_What is needed_
Scan the data. Collect each line that contains the word "dtsx".

+++++

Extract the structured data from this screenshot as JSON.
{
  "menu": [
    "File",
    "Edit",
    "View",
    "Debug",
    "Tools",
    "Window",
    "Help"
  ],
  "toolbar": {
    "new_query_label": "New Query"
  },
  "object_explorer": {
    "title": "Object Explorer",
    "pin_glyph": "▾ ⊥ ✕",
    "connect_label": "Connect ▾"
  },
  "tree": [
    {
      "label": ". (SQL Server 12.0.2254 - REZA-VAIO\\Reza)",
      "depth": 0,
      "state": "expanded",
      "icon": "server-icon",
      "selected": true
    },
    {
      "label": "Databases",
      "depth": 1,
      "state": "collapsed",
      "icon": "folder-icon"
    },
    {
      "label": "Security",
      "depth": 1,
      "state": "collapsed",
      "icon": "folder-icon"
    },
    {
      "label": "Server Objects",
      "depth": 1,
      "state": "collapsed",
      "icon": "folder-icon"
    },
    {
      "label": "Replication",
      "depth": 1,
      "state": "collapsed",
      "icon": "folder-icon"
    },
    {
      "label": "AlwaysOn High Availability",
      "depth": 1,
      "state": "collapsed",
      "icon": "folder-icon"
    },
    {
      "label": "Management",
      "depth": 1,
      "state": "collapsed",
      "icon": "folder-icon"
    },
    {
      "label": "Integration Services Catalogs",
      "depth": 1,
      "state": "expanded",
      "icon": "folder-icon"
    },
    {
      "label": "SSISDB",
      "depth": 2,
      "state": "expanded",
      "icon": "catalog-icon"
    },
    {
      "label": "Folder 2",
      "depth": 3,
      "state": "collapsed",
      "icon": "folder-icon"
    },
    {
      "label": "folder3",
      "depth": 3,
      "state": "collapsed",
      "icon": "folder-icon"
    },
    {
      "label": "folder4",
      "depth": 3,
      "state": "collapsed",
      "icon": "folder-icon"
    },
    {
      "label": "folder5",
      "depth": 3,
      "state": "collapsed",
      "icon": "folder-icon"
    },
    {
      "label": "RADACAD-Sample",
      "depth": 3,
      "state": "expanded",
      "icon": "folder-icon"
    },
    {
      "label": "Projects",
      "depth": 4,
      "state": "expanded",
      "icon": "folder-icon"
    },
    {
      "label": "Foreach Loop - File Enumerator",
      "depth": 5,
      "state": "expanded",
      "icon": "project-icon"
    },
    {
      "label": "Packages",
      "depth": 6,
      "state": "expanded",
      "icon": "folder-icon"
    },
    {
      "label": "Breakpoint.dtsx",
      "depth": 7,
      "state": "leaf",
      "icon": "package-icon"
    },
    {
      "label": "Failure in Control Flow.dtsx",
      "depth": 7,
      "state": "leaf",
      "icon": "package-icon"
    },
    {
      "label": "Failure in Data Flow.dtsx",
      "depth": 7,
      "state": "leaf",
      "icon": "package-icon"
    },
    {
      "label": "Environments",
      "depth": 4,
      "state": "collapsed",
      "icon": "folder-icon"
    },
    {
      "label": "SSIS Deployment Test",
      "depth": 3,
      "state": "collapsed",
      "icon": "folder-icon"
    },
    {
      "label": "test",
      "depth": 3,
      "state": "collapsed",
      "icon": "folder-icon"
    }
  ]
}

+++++

_Worked solution_
      "label": "Breakpoint.dtsx",
      "label": "Failure in Control Flow.dtsx",
      "label": "Failure in Data Flow.dtsx",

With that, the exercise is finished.